Moving Pictures

SUMMARY: Discworld’s pesky alchemists are up to their old tricks again. This time, they’ve discovered how to get gold from silver — the silver screen that is. Hearing the siren call of Holy Wood is one Victor Tugelbend, a would-be wizard turned extra. He can’t sing, he can’t dance, but he can handle a sword (sort of), and now he wants to be a star. So does Theda Withel, an ambitious ingénue from a little town (where else?) you’ve probably never heard of.But the click click of moving pictures isn’t just stirring up dreams inside Discworld. Holy Wood’s magic is drifting out into the boundaries of the universes, where raw realities, the could-have-beens, the might-bes, the never-weres, the wild ideas are beginning to ferment into a really stinky brew. It’s up to Victor and Gaspode the Wonder Dog (a star if ever one was born!) to rein in the chaos and bring order back to a starstruck Discworld. And they’re definitely not ready for their close-up!

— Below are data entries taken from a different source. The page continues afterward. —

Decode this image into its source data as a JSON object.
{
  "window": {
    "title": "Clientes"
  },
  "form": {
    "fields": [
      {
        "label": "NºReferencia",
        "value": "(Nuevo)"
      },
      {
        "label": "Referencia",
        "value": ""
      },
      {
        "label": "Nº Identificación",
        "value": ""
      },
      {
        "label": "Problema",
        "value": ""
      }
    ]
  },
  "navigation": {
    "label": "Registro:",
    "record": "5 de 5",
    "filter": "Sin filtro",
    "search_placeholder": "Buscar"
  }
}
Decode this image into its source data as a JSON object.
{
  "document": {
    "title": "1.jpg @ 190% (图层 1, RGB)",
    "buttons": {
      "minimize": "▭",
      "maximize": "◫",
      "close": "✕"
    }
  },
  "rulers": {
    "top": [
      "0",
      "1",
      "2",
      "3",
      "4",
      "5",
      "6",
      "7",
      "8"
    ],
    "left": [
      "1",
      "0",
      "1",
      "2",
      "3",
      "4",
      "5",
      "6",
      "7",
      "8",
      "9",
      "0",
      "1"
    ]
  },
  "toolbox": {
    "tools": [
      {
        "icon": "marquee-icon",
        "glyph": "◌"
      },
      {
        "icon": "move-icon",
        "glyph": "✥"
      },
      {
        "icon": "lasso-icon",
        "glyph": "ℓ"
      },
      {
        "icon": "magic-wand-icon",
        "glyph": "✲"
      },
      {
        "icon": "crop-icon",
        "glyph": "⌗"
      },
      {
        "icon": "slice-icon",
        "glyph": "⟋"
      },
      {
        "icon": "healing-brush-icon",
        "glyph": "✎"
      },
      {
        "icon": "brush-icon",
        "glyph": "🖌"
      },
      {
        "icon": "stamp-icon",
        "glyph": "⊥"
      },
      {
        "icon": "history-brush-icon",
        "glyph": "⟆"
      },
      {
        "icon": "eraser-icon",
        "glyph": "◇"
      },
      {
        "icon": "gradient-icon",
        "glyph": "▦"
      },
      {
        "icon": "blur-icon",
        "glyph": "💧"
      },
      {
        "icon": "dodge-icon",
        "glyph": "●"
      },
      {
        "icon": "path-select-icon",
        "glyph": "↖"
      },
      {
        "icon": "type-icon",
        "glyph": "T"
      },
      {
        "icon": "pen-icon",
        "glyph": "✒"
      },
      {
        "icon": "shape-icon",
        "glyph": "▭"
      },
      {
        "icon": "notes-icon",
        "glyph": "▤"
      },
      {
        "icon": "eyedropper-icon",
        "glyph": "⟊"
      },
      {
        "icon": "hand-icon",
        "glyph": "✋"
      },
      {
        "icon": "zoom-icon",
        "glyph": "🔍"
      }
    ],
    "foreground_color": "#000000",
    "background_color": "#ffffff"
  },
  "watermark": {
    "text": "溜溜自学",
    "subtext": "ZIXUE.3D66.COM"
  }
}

Mount Dragon

Guy Carson is a scientist at GeneDyne, one of the world’s foremost biotechnology companies. When he is transferred to Mount Dragon, GeneDyne’s elite desert laboratory, his good fortune seems assured. He is excited at the prospect of working with the most brilliant scientists in the country on a permanent cure for a common, but dangerous, disease. The profits for GeneDyne will be enormous, and the discovery promises a Nobel Prize for the Mount Dragon team. But something very strange is happening at Mount Dragon. For genetic engineering has its dark side… and the hidden laboratory harbors a ghastly secret that puts the entire world at horrifying risk. And when Guy Carson comes to this fearsome realization, it may already be too late… Mount Dragon is a riveting portrayal of the new technology of genetic engineering. Not since the splitting of the atom has a discovery offered so much promise, or created so much danger, for the human race. The risks are breathtakingly real, and what happens in Mount Dragon is not only possible, but frighteningly plausible.

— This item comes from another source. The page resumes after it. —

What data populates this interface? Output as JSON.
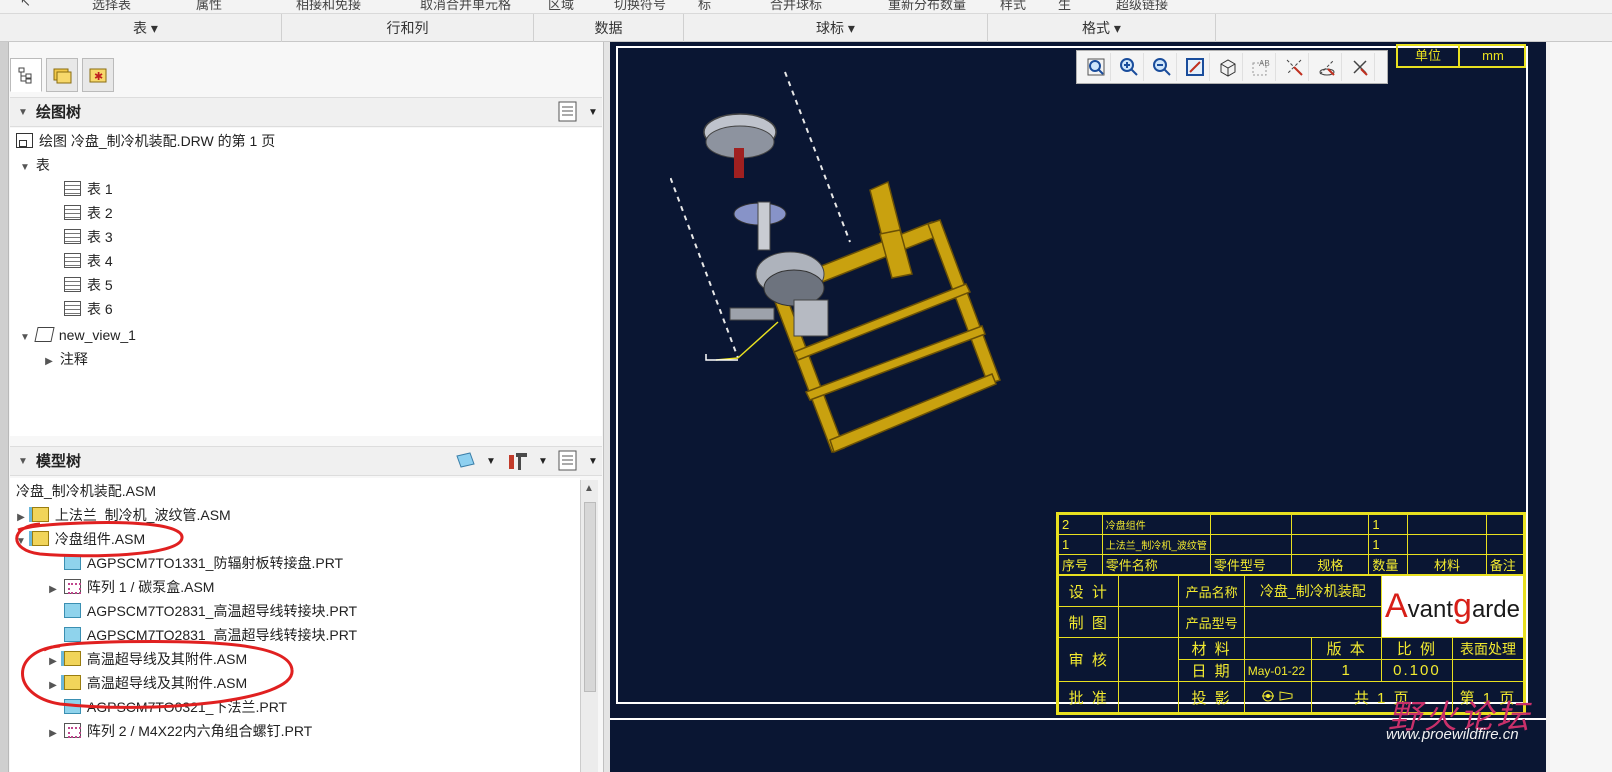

Mount Dragon is as marvelously complex as any thriller I’ve ever read . . . . It is nothing less than a tour de force! –Stuart Woods, author of Choke A delightfully gruesome yarn and an apt mirror of our love-hate relationship with science. –Business Week The writing team that scared the willies out of readers with The Relic returns with a second, equally gripping novel of techno-terror . . . . It’s a grand and scary story, with just enough grisly detail to stimulate real-life fears and characters full enough to engage the attention. –Publishers Weekly Dynamic duo Preston and Child once again demonstrate their mastery of the genre….The thrillfest runs full force to the very last page. –Kirkus Reviews Read this and you’ll be panting for Preston and Child’s next yarn. –Booklist